RECORDS SHOWN:
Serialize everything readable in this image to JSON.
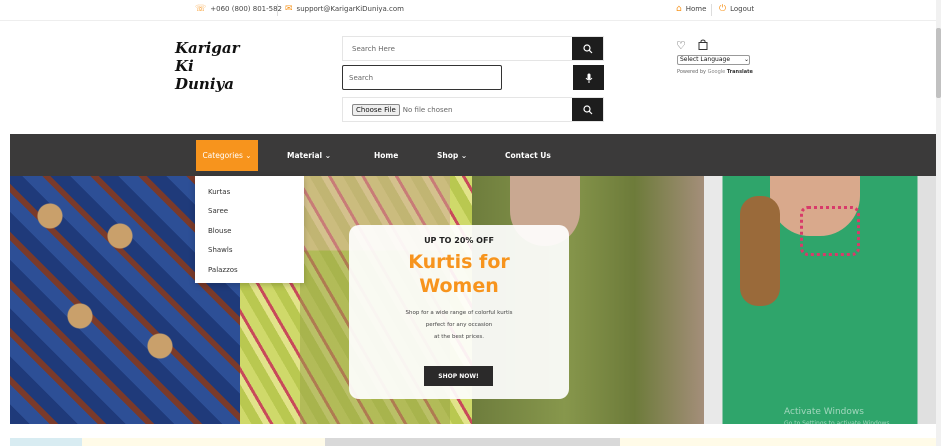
{
  "topbar": {
    "phone": "+060 (800) 801-582",
    "email": "support@KarigarKiDuniya.com",
    "home": "Home",
    "logout": "Logout"
  },
  "logo": {
    "line1": "Karigar",
    "line2": "Ki",
    "line3": "Duniya"
  },
  "search": {
    "text_placeholder": "Search Here",
    "voice_placeholder": "Search",
    "file_button": "Choose File",
    "file_status": "No file chosen"
  },
  "language": {
    "select": "Select Language",
    "powered_by": "Powered by",
    "google": "Google",
    "translate": "Translate"
  },
  "nav": {
    "categories": "Categories",
    "material": "Material",
    "home": "Home",
    "shop": "Shop",
    "contact": "Contact Us"
  },
  "dropdown": {
    "items": [
      "Kurtas",
      "Saree",
      "Blouse",
      "Shawls",
      "Palazzos"
    ]
  },
  "banner": {
    "subtitle": "UP TO 20% OFF",
    "title_line1": "Kurtis for",
    "title_line2": "Women",
    "desc_line1": "Shop for a wide range of colorful kurtis",
    "desc_line2": "perfect for any occasion",
    "desc_line3": "at the best prices.",
    "button": "SHOP NOW!"
  },
  "watermark": {
    "line1": "Activate Windows",
    "line2": "Go to Settings to activate Windows."
  },
  "colors": {
    "accent": "#f7941d",
    "nav_bg": "#3b3a3a",
    "button_dark": "#1d1d1d"
  }
}
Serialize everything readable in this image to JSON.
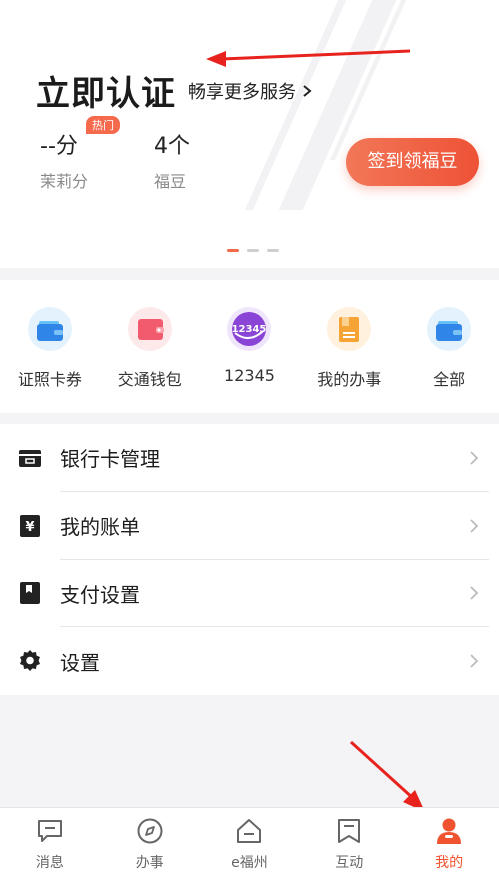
{
  "header": {
    "title": "立即认证",
    "more_link": "畅享更多服务",
    "hot_badge": "热门",
    "stats": [
      {
        "value": "--分",
        "label": "茉莉分"
      },
      {
        "value": "4个",
        "label": "福豆"
      }
    ],
    "signin_button": "签到领福豆",
    "pager": {
      "count": 3,
      "active_index": 0
    }
  },
  "shortcuts": [
    {
      "label": "证照卡券",
      "icon": "wallet-icon"
    },
    {
      "label": "交通钱包",
      "icon": "transport-wallet-icon"
    },
    {
      "label": "12345",
      "icon": "hotline-12345-icon"
    },
    {
      "label": "我的办事",
      "icon": "folder-icon"
    },
    {
      "label": "全部",
      "icon": "wallet-icon"
    }
  ],
  "menu": [
    {
      "label": "银行卡管理",
      "icon": "bank-card-icon"
    },
    {
      "label": "我的账单",
      "icon": "bill-icon"
    },
    {
      "label": "支付设置",
      "icon": "bookmark-icon"
    },
    {
      "label": "设置",
      "icon": "gear-icon"
    }
  ],
  "tabbar": {
    "items": [
      {
        "label": "消息",
        "icon": "message-icon"
      },
      {
        "label": "办事",
        "icon": "compass-icon"
      },
      {
        "label": "e福州",
        "icon": "home-icon"
      },
      {
        "label": "互动",
        "icon": "flag-icon"
      },
      {
        "label": "我的",
        "icon": "user-icon"
      }
    ],
    "active_index": 4
  },
  "colors": {
    "accent": "#f0532f",
    "background": "#f4f4f6",
    "annotation_arrow": "#e8231e"
  }
}
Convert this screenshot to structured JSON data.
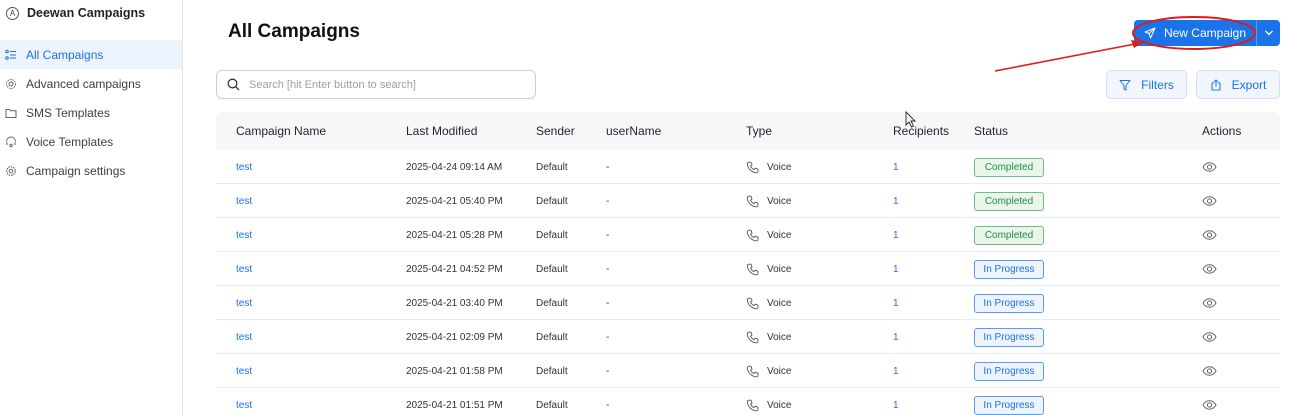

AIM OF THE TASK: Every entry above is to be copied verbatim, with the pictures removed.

ANSWER TO THE EXERCISE:
Serialize everything readable in this image to JSON.
{
  "topbar": {
    "phone": "+060 (800) 801-582",
    "email": "support@KarigarKiDuniya.com",
    "home": "Home",
    "logout": "Logout"
  },
  "logo": {
    "line1": "Karigar",
    "line2": "Ki",
    "line3": "Duniya"
  },
  "search": {
    "text_placeholder": "Search Here",
    "voice_placeholder": "Search",
    "file_button": "Choose File",
    "file_status": "No file chosen"
  },
  "language": {
    "select": "Select Language",
    "powered_by": "Powered by",
    "google": "Google",
    "translate": "Translate"
  },
  "nav": {
    "categories": "Categories",
    "material": "Material",
    "home": "Home",
    "shop": "Shop",
    "contact": "Contact Us"
  },
  "dropdown": {
    "items": [
      "Kurtas",
      "Saree",
      "Blouse",
      "Shawls",
      "Palazzos"
    ]
  },
  "banner": {
    "subtitle": "UP TO 20% OFF",
    "title_line1": "Kurtis for",
    "title_line2": "Women",
    "desc_line1": "Shop for a wide range of colorful kurtis",
    "desc_line2": "perfect for any occasion",
    "desc_line3": "at the best prices.",
    "button": "SHOP NOW!"
  },
  "watermark": {
    "line1": "Activate Windows",
    "line2": "Go to Settings to activate Windows."
  },
  "colors": {
    "accent": "#f7941d",
    "nav_bg": "#3b3a3a",
    "button_dark": "#1d1d1d"
  }
}
Serialize everything readable in this image to JSON.
{
  "header": {
    "title": "立即认证",
    "more_link": "畅享更多服务",
    "hot_badge": "热门",
    "stats": [
      {
        "value": "--分",
        "label": "茉莉分"
      },
      {
        "value": "4个",
        "label": "福豆"
      }
    ],
    "signin_button": "签到领福豆",
    "pager": {
      "count": 3,
      "active_index": 0
    }
  },
  "shortcuts": [
    {
      "label": "证照卡券",
      "icon": "wallet-icon"
    },
    {
      "label": "交通钱包",
      "icon": "transport-wallet-icon"
    },
    {
      "label": "12345",
      "icon": "hotline-12345-icon"
    },
    {
      "label": "我的办事",
      "icon": "folder-icon"
    },
    {
      "label": "全部",
      "icon": "wallet-icon"
    }
  ],
  "menu": [
    {
      "label": "银行卡管理",
      "icon": "bank-card-icon"
    },
    {
      "label": "我的账单",
      "icon": "bill-icon"
    },
    {
      "label": "支付设置",
      "icon": "bookmark-icon"
    },
    {
      "label": "设置",
      "icon": "gear-icon"
    }
  ],
  "tabbar": {
    "items": [
      {
        "label": "消息",
        "icon": "message-icon"
      },
      {
        "label": "办事",
        "icon": "compass-icon"
      },
      {
        "label": "e福州",
        "icon": "home-icon"
      },
      {
        "label": "互动",
        "icon": "flag-icon"
      },
      {
        "label": "我的",
        "icon": "user-icon"
      }
    ],
    "active_index": 4
  },
  "colors": {
    "accent": "#f0532f",
    "background": "#f4f4f6",
    "annotation_arrow": "#e8231e"
  }
}
Convert this screenshot to structured JSON data.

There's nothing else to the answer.